Patients in the USA are very tech-savvy and, in principle, open to digital care offers. This is shown by the Global Health Care Consumer Survey 2020, for the representative study 3,600 people in America were interviewed.
The vast majorities (86%) are satisfied with the health advice provided via digital channels and 73 percent would use a video consultation again. Interest in digital offers to improve their health care is increasing, especially among millennials. Many are already wearing a fitness tracker and are regularly informed about their heart rate variability and their sleep quality. A widely used health and fitness tracker among most of the elderly and millennials is Welltory, especially for blood pressure monitoring, https://welltory.com/.
A third already use digital health offers
Across all generations in the USA and many parts of Europe, however, a closer look reveals certain reluctance to eHealth: According to the study, 35 percent of those surveyed used health apps in the past twelve months to measure their fitness and health developments. Another quarter used them to control blood glucose or blood pressure levels.
Few visit virtual doctor
When it comes to online consultation hours and data sharing, those surveyed are more cautious: so far, only 13 percent have visited a doctor virtually. And only 17 percent use patient or doctor portals. Data protection and trust are crucial here. Overall, 36 percent of those surveyed could imagine sharing data with their doctor – but only under certain conditions: transparency about the use of the information, no misuse for commercial purposes, secure protection against data theft, no forwarding to third parties. 49 percent are of the opinion that information should primarily be exchanged personally between the patient and the treating doctor.
Patients would share anonymized health data
With anonymized data, however, the respondents are somewhat more generous: Only 28 percent would not pass them on to third parties such as app developers. For 30 percent, this would be an option when it comes to research institutes.
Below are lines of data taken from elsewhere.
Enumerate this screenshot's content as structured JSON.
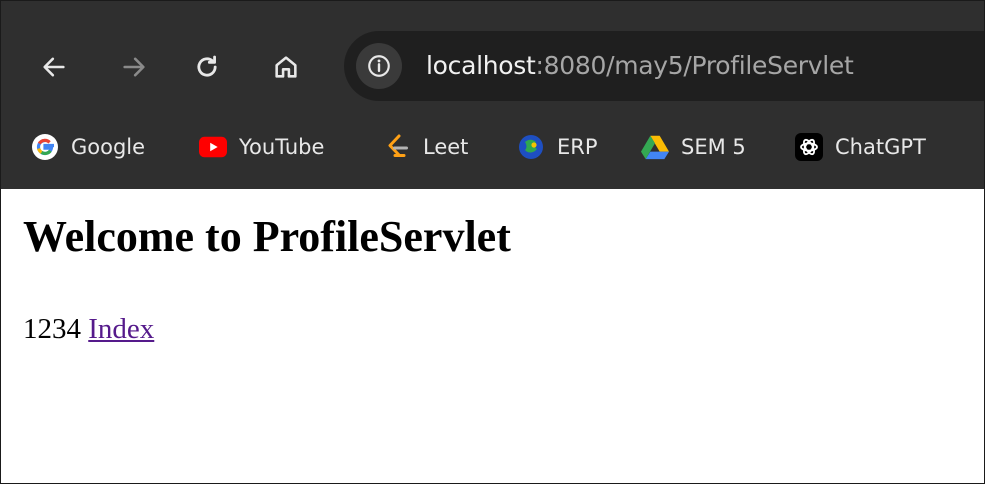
{
  "browser": {
    "address_bar": {
      "host": "localhost",
      "rest": ":8080/may5/ProfileServlet"
    },
    "bookmarks": [
      {
        "label": "Google",
        "icon": "google-icon"
      },
      {
        "label": "YouTube",
        "icon": "youtube-icon"
      },
      {
        "label": "Leet",
        "icon": "leetcode-icon"
      },
      {
        "label": "ERP",
        "icon": "erp-icon"
      },
      {
        "label": "SEM 5",
        "icon": "google-drive-icon"
      },
      {
        "label": "ChatGPT",
        "icon": "chatgpt-icon"
      }
    ],
    "colors": {
      "chrome": "#2f2f2f",
      "omnibox": "#1f1f1f",
      "visited_link": "#551a8b"
    }
  },
  "page": {
    "title": "Welcome to ProfileServlet",
    "value": "1234",
    "link_label": "Index"
  }
}
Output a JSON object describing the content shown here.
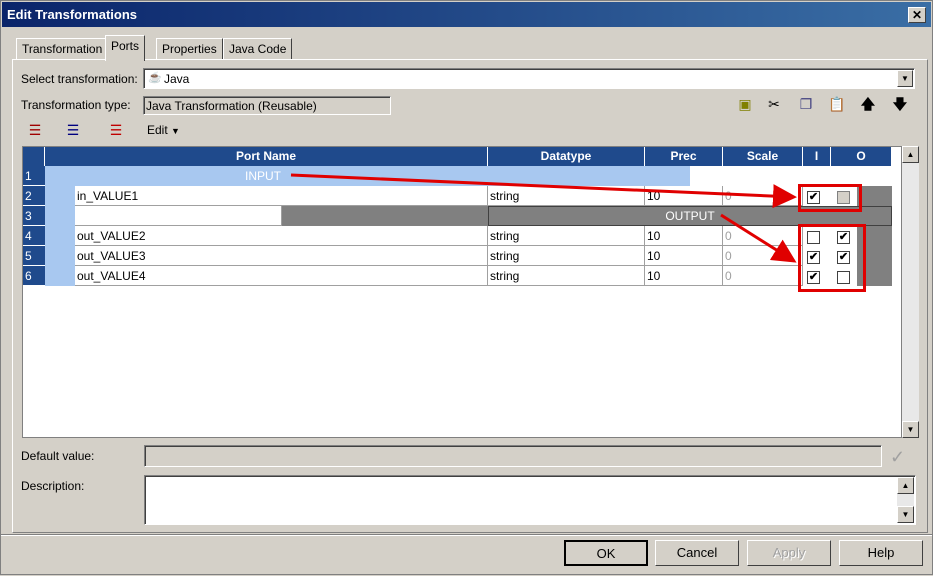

In general, the willingness to share medical data is still greatest when the patient benefits directly from it. For example, when it comes to a personal doctor or emergency services.
Patients need video consultations, health apps, and all of this on an AI option
Doctors are now able to prescribe health apps for their patients for the first time. The electronic patient file will be introduced at the beginning of 2021, and the e-prescription will be mandatory in 2022. For many US citizens, however, this does not happen quickly enough.
Around two thirds (65 percent) of people in the USA say that more speed is needed when expanding digital health offers. 60 percent think that America is lagging behind other countries when it comes to digitizing the health system. In any case, over the last period of quarantine restrictions, almost every eighth patient had a video consultation with a specialized doctor or family therapist. This means that the value has almost tripled compared to the previous year (5 percent) and has risen sharply, especially within the Corona quarter.
These are the results of two representative surveys on behalf of the Bitkom digital association. The first was carried out from the end of April to the beginning of May 2020 among 1,193 people aged 16 and over, the second in early July 2020 among 1,005 people aged 16 and over. Accordingly, every second person in the future is ready to consult a doctor using the possibility of online consultation, which is, remotely.
Anyone who has already tried video consultations with a doctor will practice them in the future. Only a small number of practitioners (about a few percent) consider only personal presence necessary. Most likely, this indicates the difficulty of accepting such changes, rather than the quality of medical services. The overwhelming majority of patients (about 97%) want to use video consultations only with their doctor friend. About 87% of participants approve of this format of an appointment with a doctor: they are all satisfied or very satisfied. For many, the coronavirus was the decisive factor in using a video consultation: 85% worry about infection with Covid-19 in the doctor's office. Almost half of patients are afraid of contracting other viruses, even while in the waiting room. More than one in two (54 percent) cites a reason for wanting to get medical advice as quickly as possible, other reasons include avoiding waiting times (38 percent).Therefore, we can say that, directly or indirectly, the bulk of patients are afraid of being infected, just being in the hospital. For this reason, all innovative devices and applications, like Welltory App, which can really help in health management, will always be in demand.
Evaluating radiological images, identifying tumors, individually adapting cancer therapies: Artificial intelligence (AI) has enormous potential in medicine. More and more patients share this knowledge: 44 percent say they would regularly get a second opinion from artificial intelligence in the future – in 2019 it was 31 percent. Almost half of the respondents consider it extremely important for a doctor to use artificial intelligence to reconcile diagnoses. Just a year ago, only 39% could agree with this. Overall, many patients see artificial intelligence primarily as effective support: 64% have an opinion that doctors have more time for their patients. More than half of the program participants believe that artificial intelligence is much more productive and faster than doctors analyzing images while excluding the influence of the human factor.